Action item:
Would you please retype the records that follow, word for word?

::: Records supplied :::

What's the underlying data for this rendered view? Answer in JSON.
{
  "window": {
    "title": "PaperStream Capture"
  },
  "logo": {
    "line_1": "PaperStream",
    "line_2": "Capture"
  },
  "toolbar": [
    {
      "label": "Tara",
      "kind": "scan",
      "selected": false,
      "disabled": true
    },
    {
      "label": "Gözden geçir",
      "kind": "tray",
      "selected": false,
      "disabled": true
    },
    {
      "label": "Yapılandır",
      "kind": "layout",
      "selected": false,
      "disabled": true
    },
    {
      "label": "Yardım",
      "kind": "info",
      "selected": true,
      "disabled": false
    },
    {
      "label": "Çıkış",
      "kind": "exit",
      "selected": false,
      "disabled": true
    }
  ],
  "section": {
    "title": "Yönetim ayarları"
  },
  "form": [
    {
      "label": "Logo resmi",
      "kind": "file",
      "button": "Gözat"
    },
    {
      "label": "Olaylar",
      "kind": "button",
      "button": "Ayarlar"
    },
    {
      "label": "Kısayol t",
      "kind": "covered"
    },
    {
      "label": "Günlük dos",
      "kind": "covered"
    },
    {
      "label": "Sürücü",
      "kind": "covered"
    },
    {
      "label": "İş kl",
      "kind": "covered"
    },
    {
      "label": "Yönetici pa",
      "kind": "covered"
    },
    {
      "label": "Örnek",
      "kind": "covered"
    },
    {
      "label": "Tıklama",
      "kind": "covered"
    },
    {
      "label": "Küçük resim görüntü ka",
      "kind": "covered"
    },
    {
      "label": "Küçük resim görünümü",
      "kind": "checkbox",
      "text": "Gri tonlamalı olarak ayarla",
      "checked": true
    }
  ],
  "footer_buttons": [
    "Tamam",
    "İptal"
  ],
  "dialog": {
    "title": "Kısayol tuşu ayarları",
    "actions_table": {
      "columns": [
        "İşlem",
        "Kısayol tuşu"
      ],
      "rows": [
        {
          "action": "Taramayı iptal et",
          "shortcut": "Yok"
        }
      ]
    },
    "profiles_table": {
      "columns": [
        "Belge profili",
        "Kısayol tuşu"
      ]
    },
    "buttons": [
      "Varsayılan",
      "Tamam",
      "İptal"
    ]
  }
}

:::

Expected answer:
What's the underlying data for this rendered view? Answer in JSON.
{
  "window": {
    "title": "PaperStream Capture"
  },
  "logo": {
    "line_1": "PaperStream",
    "line_2": "Capture"
  },
  "toolbar": [
    {
      "label": "Tara",
      "kind": "scan",
      "selected": false,
      "disabled": true
    },
    {
      "label": "Gözden geçir",
      "kind": "tray",
      "selected": false,
      "disabled": true
    },
    {
      "label": "Yapılandır",
      "kind": "layout",
      "selected": false,
      "disabled": true
    },
    {
      "label": "Yardım",
      "kind": "info",
      "selected": true,
      "disabled": false
    },
    {
      "label": "Çıkış",
      "kind": "exit",
      "selected": false,
      "disabled": true
    }
  ],
  "section": {
    "title": "Yönetim ayarları"
  },
  "form": [
    {
      "label": "Logo resmi",
      "kind": "file",
      "button": "Gözat"
    },
    {
      "label": "Olaylar",
      "kind": "button",
      "button": "Ayarlar"
    },
    {
      "label": "Kısayol t",
      "kind": "covered"
    },
    {
      "label": "Günlük dos",
      "kind": "covered"
    },
    {
      "label": "Sürücü",
      "kind": "covered"
    },
    {
      "label": "İş kl",
      "kind": "covered"
    },
    {
      "label": "Yönetici pa",
      "kind": "covered"
    },
    {
      "label": "Örnek",
      "kind": "covered"
    },
    {
      "label": "Tıklama",
      "kind": "covered"
    },
    {
      "label": "Küçük resim görüntü ka",
      "kind": "covered"
    },
    {
      "label": "Küçük resim görünümü",
      "kind": "checkbox",
      "text": "Gri tonlamalı olarak ayarla",
      "checked": true
    }
  ],
  "footer_buttons": [
    "Tamam",
    "İptal"
  ],
  "dialog": {
    "title": "Kısayol tuşu ayarları",
    "actions_table": {
      "columns": [
        "İşlem",
        "Kısayol tuşu"
      ],
      "rows": [
        {
          "action": "Taramayı iptal et",
          "shortcut": "Yok"
        }
      ]
    },
    "profiles_table": {
      "columns": [
        "Belge profili",
        "Kısayol tuşu"
      ]
    },
    "buttons": [
      "Varsayılan",
      "Tamam",
      "İptal"
    ]
  }
}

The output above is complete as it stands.